The appellant challenged his conviction for aiding an abetting the causing of death by dangerous driving as a passenger. The driver had been drunk.
Held: The mere intoxication of the driver was not of itself and alone sufficient to establish dangerous driving. Woodward decided only that evidence of drinking was admissible, not that it was evidence capable of determining the standard of driving. In his summing up, the judge twice referred to whether it had been wise of the defendant to allow the driver to drive given his state. This was not the question posed by s2A: ‘The question was whether the appellant recognised, by virtue of what he saw to be Westbrook’s drunken condition, that Westbrook was likely to drive dangerously. It is one thing to set out to prove that it was dangerous to permit Westbrook to drive because he had been drinking or was drunk. It is a quite different question whether, by virtue of the amount it was apparent to the appellant that Westbrook had drunk, the appellant realised Westbrook was likely to drive dangerously. ‘ The conviction was unsafe.
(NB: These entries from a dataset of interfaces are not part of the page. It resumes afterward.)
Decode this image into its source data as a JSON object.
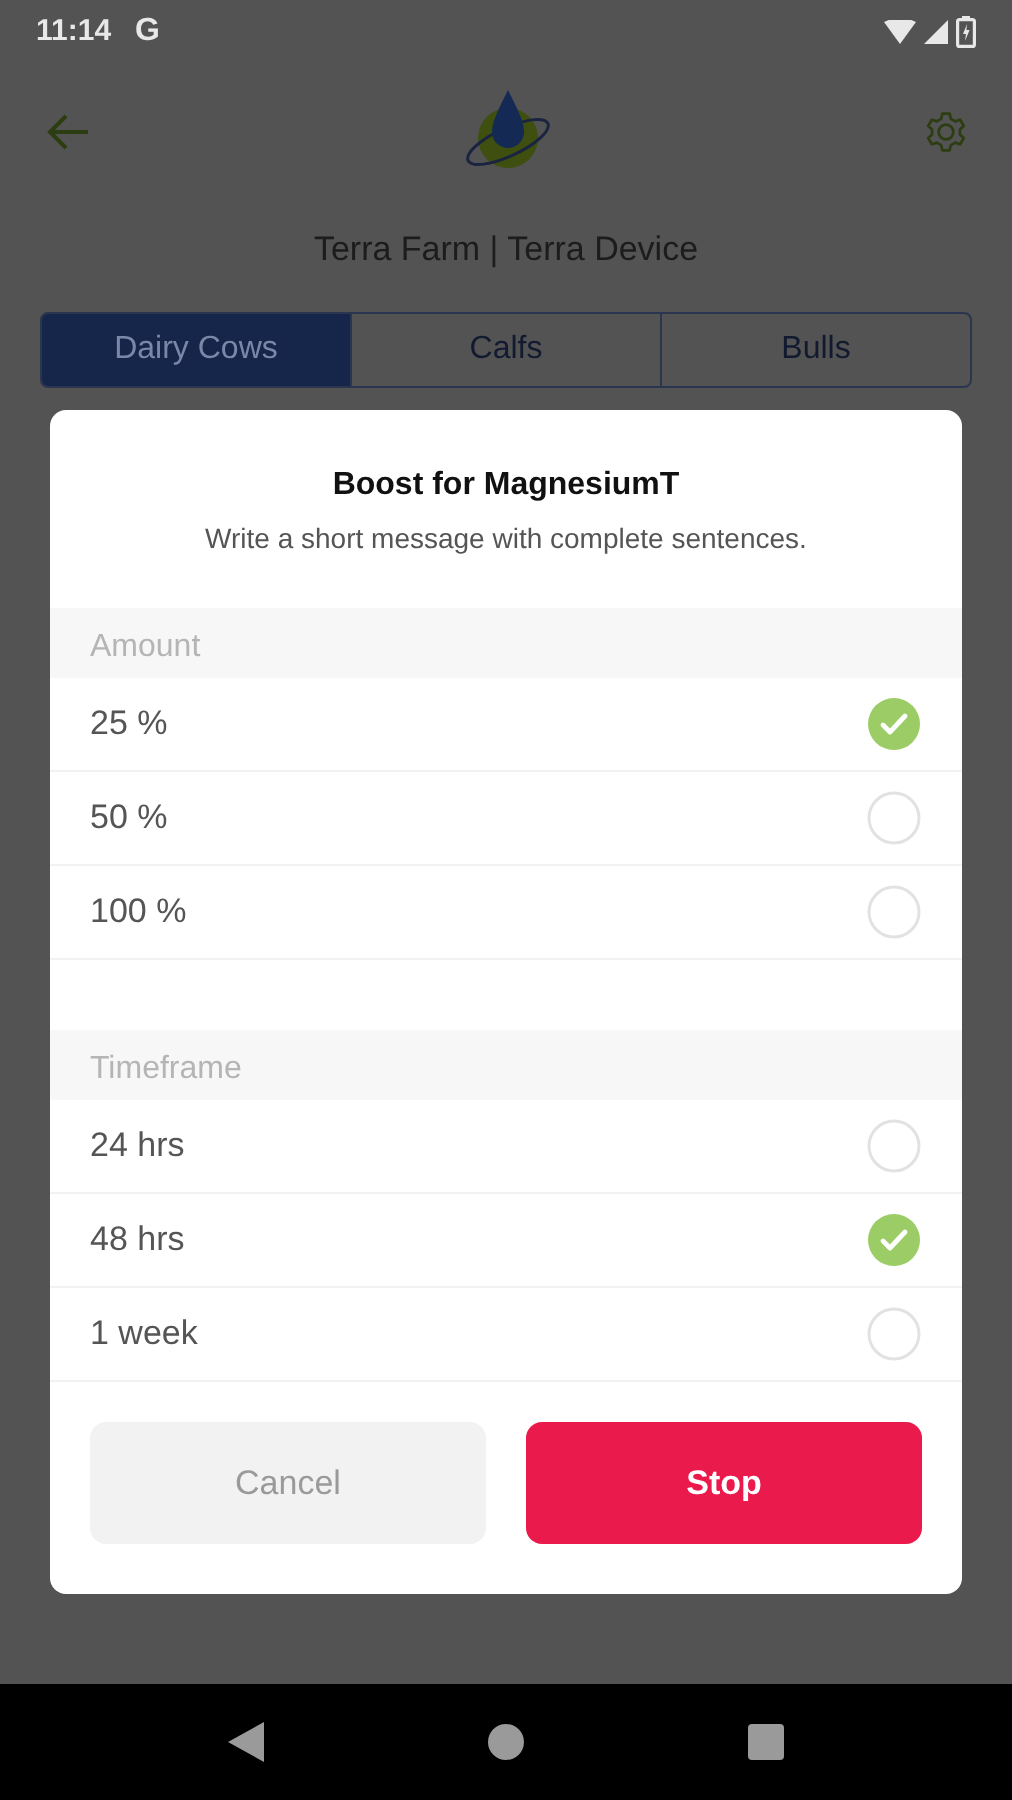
{
  "status_bar": {
    "time": "11:14",
    "notification": "G"
  },
  "header": {
    "title": "Terra Farm | Terra Device"
  },
  "tabs": [
    {
      "label": "Dairy Cows",
      "selected": true
    },
    {
      "label": "Calfs",
      "selected": false
    },
    {
      "label": "Bulls",
      "selected": false
    }
  ],
  "dialog": {
    "title": "Boost for MagnesiumT",
    "subtitle": "Write a short message with complete sentences.",
    "sections": [
      {
        "title": "Amount",
        "options": [
          {
            "label": "25 %",
            "selected": true
          },
          {
            "label": "50 %",
            "selected": false
          },
          {
            "label": "100 %",
            "selected": false
          }
        ]
      },
      {
        "title": "Timeframe",
        "options": [
          {
            "label": "24 hrs",
            "selected": false
          },
          {
            "label": "48 hrs",
            "selected": true
          },
          {
            "label": "1 week",
            "selected": false
          }
        ]
      }
    ],
    "buttons": [
      {
        "label": "Cancel",
        "kind": "secondary"
      },
      {
        "label": "Stop",
        "kind": "primary"
      }
    ]
  }
}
Moses LJ, Jack J, Royce J
 EWCA Crim 415, Times 15-Mar-2006
Road Traffic Act 1988 2A
England and Wales
Cited – Regina v McBride 1961
Evidence that a driver had been drinking was admissible when the driver faced a charge of dangerous driving. . .
Cited – Regina v Woodward (Terence) CACD 7-Dec-1994
On a prosecution for causing death by dangerous driving, contrary to section 1 of the 1988 Act, the fact that the driver was adversely affected by alcohol was a relevant circumstance in determining whether he was driving dangerously.’The fact (if it . .
Cited – Johnson v Youden KBD 1950
For a charge of aiding and abetting, the defendant must be shown to have been aware of the essential elements of his acts which constituted the complete crime. However, that may be inferred if a defendant shuts his eyes to the obvious.
Lord . .
Cited – Regina v Powell (Anthony) and Another; Regina v English HL 30-Oct-1997
When the court looked at the issue of foreseeability of murder in an allegation of joint enterprise, there was no requirement to show intent by the secondary party. The forseeability of the risk of the principal committing the offence from the point . .
Cited – Martin v Regina CACD 6-Jul-2010
The defendant had been a passenger on a car driven by a learner driver. The car crashed killing the driver and seriously injuring another. He appealed against his conviction for aiding and abetting dangerous driving.
Held: The appeal . .
Lists of cited by and citing cases may be incomplete.
Crime, Road Traffic
Updated: 23 December 2021; Ref: scu.239058